---------- DATA TO USE

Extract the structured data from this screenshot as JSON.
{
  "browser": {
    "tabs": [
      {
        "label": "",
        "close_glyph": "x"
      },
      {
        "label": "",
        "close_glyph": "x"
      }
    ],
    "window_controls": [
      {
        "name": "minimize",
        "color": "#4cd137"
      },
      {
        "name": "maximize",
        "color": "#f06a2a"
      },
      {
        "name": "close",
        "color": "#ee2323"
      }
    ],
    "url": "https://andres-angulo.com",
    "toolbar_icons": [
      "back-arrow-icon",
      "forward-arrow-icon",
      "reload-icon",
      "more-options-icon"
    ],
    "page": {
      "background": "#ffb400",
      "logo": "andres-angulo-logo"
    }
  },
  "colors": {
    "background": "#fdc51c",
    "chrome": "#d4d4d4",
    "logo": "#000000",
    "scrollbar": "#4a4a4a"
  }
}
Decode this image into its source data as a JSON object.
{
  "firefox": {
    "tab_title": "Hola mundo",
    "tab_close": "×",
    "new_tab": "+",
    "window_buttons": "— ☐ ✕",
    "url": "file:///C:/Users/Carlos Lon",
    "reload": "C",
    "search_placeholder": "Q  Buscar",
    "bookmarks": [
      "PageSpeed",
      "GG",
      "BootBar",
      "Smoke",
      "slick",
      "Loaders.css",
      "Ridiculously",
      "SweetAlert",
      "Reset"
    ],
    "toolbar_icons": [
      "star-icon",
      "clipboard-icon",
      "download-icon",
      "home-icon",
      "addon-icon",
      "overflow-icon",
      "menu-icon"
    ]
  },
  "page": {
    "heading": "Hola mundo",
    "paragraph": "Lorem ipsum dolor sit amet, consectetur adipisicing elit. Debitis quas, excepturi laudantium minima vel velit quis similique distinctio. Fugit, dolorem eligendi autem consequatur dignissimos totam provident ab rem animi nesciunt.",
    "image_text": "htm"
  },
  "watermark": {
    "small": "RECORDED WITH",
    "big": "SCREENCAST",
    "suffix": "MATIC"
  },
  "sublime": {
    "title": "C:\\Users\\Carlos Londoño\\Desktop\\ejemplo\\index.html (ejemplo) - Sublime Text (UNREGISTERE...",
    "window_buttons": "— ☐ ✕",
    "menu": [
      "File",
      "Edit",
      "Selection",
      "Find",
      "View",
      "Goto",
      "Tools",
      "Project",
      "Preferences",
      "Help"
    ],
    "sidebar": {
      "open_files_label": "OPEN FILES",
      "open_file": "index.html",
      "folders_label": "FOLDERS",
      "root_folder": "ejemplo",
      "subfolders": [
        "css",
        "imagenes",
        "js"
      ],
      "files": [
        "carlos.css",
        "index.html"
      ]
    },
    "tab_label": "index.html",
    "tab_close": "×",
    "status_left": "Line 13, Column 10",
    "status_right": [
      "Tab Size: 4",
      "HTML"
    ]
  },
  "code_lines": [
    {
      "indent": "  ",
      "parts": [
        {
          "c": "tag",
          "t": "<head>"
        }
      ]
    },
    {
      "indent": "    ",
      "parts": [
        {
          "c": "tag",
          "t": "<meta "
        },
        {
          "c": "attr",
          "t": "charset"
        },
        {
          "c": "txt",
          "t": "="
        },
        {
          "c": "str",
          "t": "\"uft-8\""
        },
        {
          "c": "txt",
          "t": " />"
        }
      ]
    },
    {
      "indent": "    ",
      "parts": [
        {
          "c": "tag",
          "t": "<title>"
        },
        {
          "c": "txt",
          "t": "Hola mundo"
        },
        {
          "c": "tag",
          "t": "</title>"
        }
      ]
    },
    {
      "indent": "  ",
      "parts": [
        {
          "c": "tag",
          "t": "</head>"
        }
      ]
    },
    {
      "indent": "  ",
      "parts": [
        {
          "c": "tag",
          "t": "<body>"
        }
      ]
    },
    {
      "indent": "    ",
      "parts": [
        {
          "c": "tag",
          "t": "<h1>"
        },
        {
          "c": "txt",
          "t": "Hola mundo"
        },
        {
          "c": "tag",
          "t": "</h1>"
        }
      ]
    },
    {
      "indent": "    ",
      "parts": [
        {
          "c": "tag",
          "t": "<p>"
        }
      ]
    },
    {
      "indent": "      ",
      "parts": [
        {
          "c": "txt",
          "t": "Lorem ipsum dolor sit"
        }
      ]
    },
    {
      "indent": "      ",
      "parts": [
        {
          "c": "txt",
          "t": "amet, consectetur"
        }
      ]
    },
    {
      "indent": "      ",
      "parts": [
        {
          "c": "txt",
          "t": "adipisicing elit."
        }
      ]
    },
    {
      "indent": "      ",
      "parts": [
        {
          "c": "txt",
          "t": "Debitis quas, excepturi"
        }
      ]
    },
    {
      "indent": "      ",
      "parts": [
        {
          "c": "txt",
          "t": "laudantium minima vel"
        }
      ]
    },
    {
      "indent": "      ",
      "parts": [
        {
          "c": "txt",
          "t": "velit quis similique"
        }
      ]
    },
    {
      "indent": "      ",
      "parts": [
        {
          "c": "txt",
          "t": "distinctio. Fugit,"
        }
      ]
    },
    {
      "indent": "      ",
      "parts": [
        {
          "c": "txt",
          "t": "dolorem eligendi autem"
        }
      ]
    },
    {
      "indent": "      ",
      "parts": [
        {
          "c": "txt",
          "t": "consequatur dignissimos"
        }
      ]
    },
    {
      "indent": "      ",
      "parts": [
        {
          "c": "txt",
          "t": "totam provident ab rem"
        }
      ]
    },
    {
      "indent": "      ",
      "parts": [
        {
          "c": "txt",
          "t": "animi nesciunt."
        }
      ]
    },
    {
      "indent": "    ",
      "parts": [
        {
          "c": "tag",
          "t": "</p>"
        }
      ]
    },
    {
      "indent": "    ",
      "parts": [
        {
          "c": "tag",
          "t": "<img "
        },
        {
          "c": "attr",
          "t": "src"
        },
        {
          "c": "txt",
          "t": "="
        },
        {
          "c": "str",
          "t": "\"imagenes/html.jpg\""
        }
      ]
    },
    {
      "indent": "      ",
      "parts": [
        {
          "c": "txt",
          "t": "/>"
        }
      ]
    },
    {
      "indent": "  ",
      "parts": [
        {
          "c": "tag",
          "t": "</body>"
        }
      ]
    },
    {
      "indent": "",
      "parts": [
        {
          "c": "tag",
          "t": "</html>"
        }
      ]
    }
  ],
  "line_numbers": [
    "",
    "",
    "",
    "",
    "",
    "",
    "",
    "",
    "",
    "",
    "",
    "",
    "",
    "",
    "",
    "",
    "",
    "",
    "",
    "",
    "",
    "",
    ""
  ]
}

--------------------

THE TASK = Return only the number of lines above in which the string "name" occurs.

EXERCISE SOLUTION = 3